- the role of a government relative to the society it presides over,
- hearing from a variety of perspectives regardless of popularity,
- clarifying differences between perspectives and taking care to NOT miss-represent one’s ideas.
I believe these to be important facets of news media – a result of my own beliefs in individualism, free speech, pluralism, government and corporate transparency, and democratic-republicanism. My goal with my writing (both my personal writing and professional writing) is to promote inquiry into how our societies operate, encourage more people to ask questions that some people in positions of power may not want to answer. I’ve written in the past about my belief in writing skills and their importance to civilization and I stand by that belief today.
By Dylan R.N. Crabb

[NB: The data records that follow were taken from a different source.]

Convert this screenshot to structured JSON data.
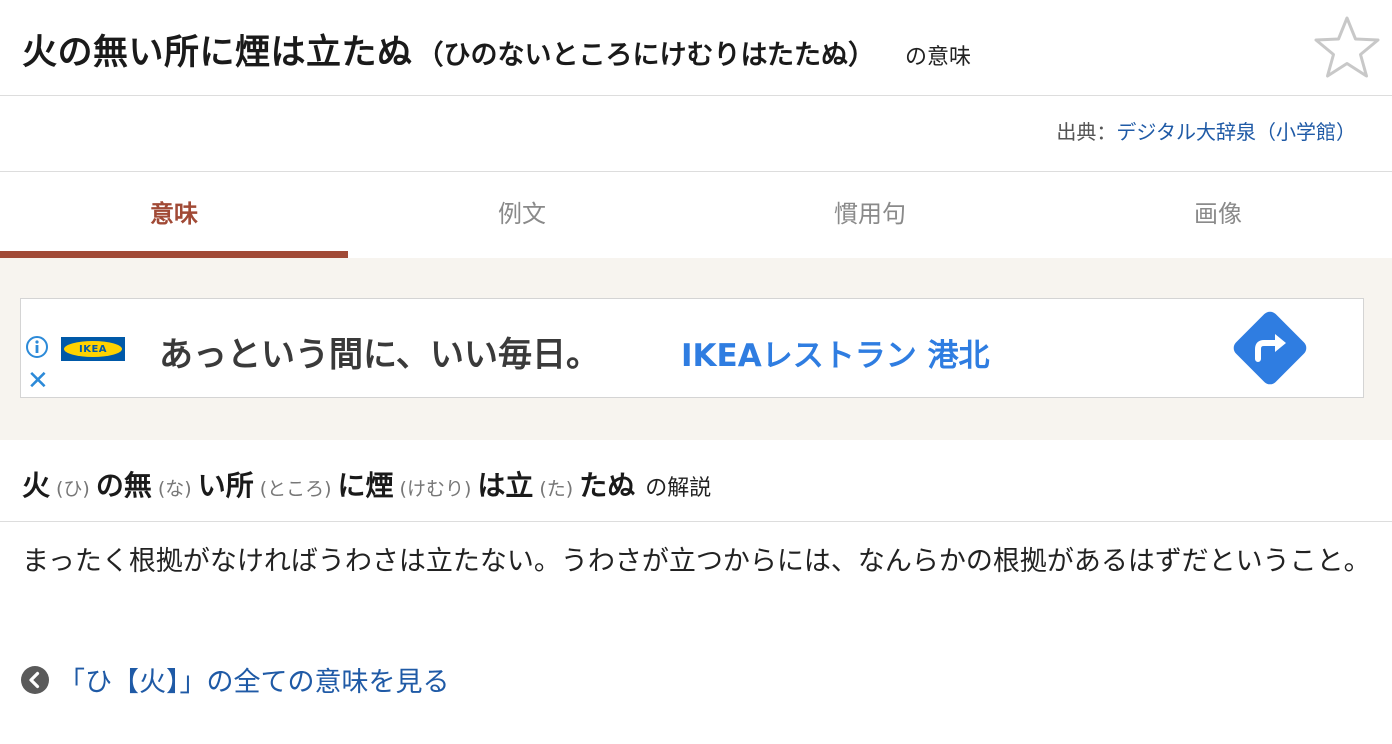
{
  "header": {
    "title": "火の無い所に煙は立たぬ",
    "reading": "（ひのないところにけむりはたたぬ）",
    "suffix": "の意味",
    "star_icon": "star-outline-icon"
  },
  "source": {
    "label": "出典：",
    "dictionary": "デジタル大辞泉（小学館）"
  },
  "tabs": [
    {
      "label": "意味",
      "active": true
    },
    {
      "label": "例文",
      "active": false
    },
    {
      "label": "慣用句",
      "active": false
    },
    {
      "label": "画像",
      "active": false
    }
  ],
  "ad": {
    "logo_text": "IKEA",
    "headline": "あっという間に、いい毎日。",
    "store": "IKEAレストラン 港北",
    "info_icon": "info-icon",
    "close_icon": "close-icon",
    "arrow_icon": "directions-arrow-icon",
    "colors": {
      "store": "#2f7de1",
      "arrow": "#2f7de1",
      "logo_blue": "#0059a8",
      "logo_yellow": "#ffd200"
    }
  },
  "commentary": {
    "ruby": [
      {
        "base": "火",
        "reading": "(ひ)"
      },
      {
        "base": "の無",
        "reading": "(な)"
      },
      {
        "base": "い所",
        "reading": "(ところ)"
      },
      {
        "base": "に煙",
        "reading": "(けむり)"
      },
      {
        "base": "は立",
        "reading": "(た)"
      },
      {
        "base": "たぬ",
        "reading": ""
      }
    ],
    "suffix": "の解説",
    "definition": "まったく根拠がなければうわさは立たない。うわさが立つからには、なんらかの根拠があるはずだということ。",
    "all_meanings_link": "「ひ【火】」の全ての意味を見る"
  },
  "colors": {
    "accent": "#a14a36",
    "link": "#1f5aa6",
    "band": "#f7f4ef"
  }
}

I’m not going to go into any details about how Saudi Arabia is an excessively authoritarian, theocratic monarchy that oppresses its people on a daily basis because anyone who pays attention to the news already understands that unfortunate situation (unless you’re also a power-hungry authoritarian who salivates over the kind of oppression that the House of Saud delivers daily). What frustrates me is the hypocrisy in American foreign policy. Why are so many power brokers so against the idea of our government making some peace with the government of Iran citing justifications like, “it’s a sponsor of terrorism,” or “it doesn’t align with American values,” but then those same psuedo-moralists will not make a sound when we deal with a government that does just that (state-sponsored terrorism). Can we at least have some consistency in our government policies? If we can’t deal with Iran because they are too authoritarian and they sponsor terrorism around the globe, then why the fuck are we dealing with the Saudis?
I suppose it’s all about those Arabian oil fields and, since the Arabs don’t like the Persians, the U.S. will continue to suck that big Arabian penis until the oil runs out.

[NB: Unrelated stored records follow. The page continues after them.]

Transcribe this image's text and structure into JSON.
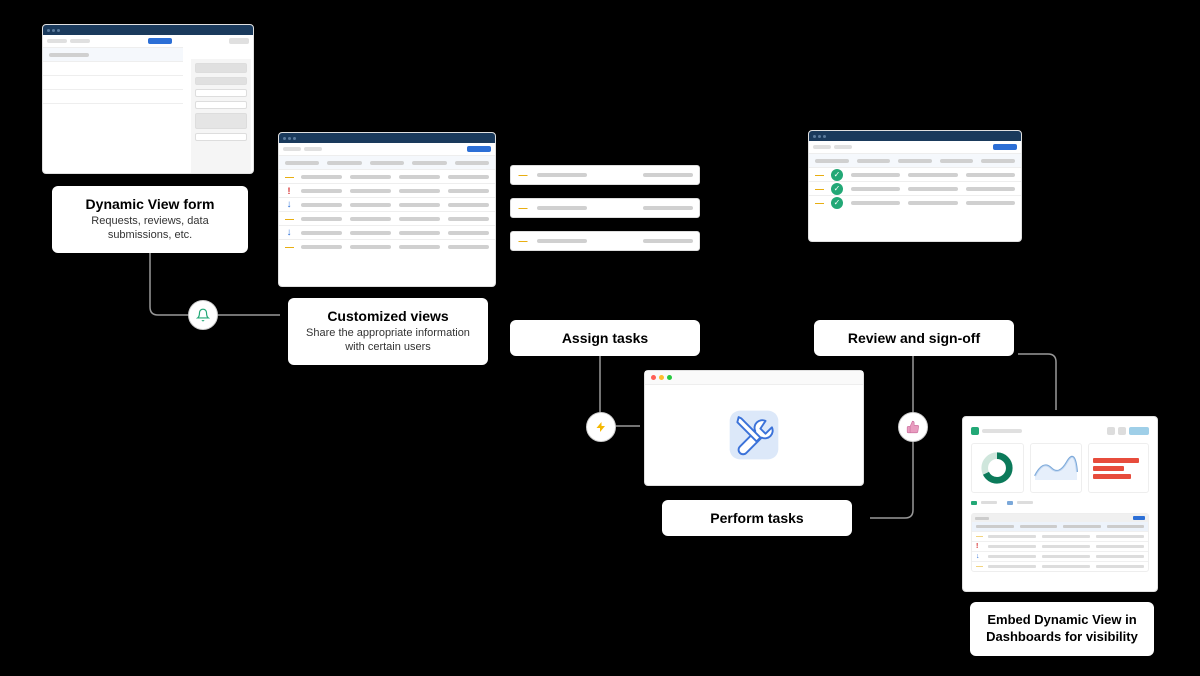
{
  "labels": {
    "form": {
      "title": "Dynamic View form",
      "sub": "Requests, reviews, data submissions, etc."
    },
    "views": {
      "title": "Customized views",
      "sub": "Share the appropriate information with certain users"
    },
    "assign": {
      "title": "Assign tasks"
    },
    "perform": {
      "title": "Perform tasks"
    },
    "review": {
      "title": "Review and sign-off"
    },
    "embed": {
      "title": "Embed Dynamic View in Dashboards for visibility"
    }
  },
  "icons": {
    "bell": "bell-icon",
    "bolt": "bolt-icon",
    "thumb": "thumb-icon",
    "tools": "tools-icon"
  }
}
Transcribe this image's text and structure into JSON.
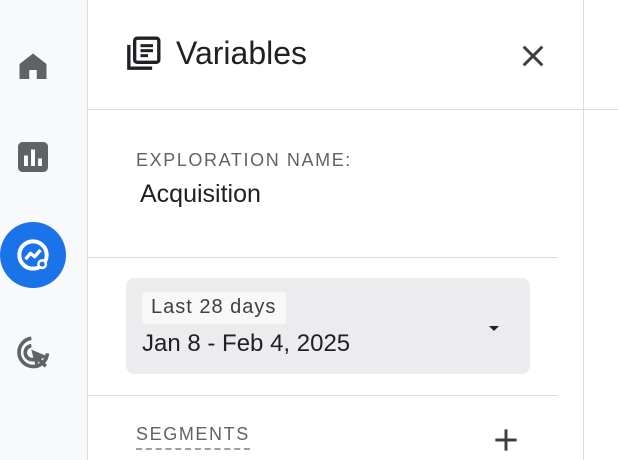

By Dylan R.N. Crabb
Yesterday, New Mexico’s House Commerce & Economic Development Committee discussed House Bill 31, the “Phased-In Minimum Wage Bill” and a lot of people traveled to the capital to express their opinions in-person to the committee (there were plenty of people for it as well as against it).
A curious citizen can view the recorded committee session here.
The restaurant industry sounds the like the most vocal demographic in opposition to HB31 and much of the criticism against the bill seems to be focused on the fact that the merging of the serving wage with the minimum wage will likely mean less tips for restaurant servers. The loss of high earnings of tips for a successful restaurant server is an understandable fear but I think this fear misses the point of the bill. The purpose of the bill is to create a living wage for all employees.
As of 2016, there are approximately 7.6 million individuals in the nation classed as “working poor” (working but still living below the poverty line), according to the United States Bureau of Labor Statistics. Why should anyone be living in poverty while they are working full-time or near full-time?
A tip is not a mandated exchange from a customer to a server, it is a voluntary gift supposedly based on the merit of the server’s work and attitude toward the customer. It’s true that an employer in the restaurant industry is required by New Mexico law to make up the difference in a lack of tips to bring a server’s earnings up to the minimum wage level, but then why have two different minimum wages at all? Why not dispense with the server’s wage entirely? I’m confused about the double standard.
Why is it acceptable for a restaurant owner to outsource the burden of waiter/server pay to the consumers?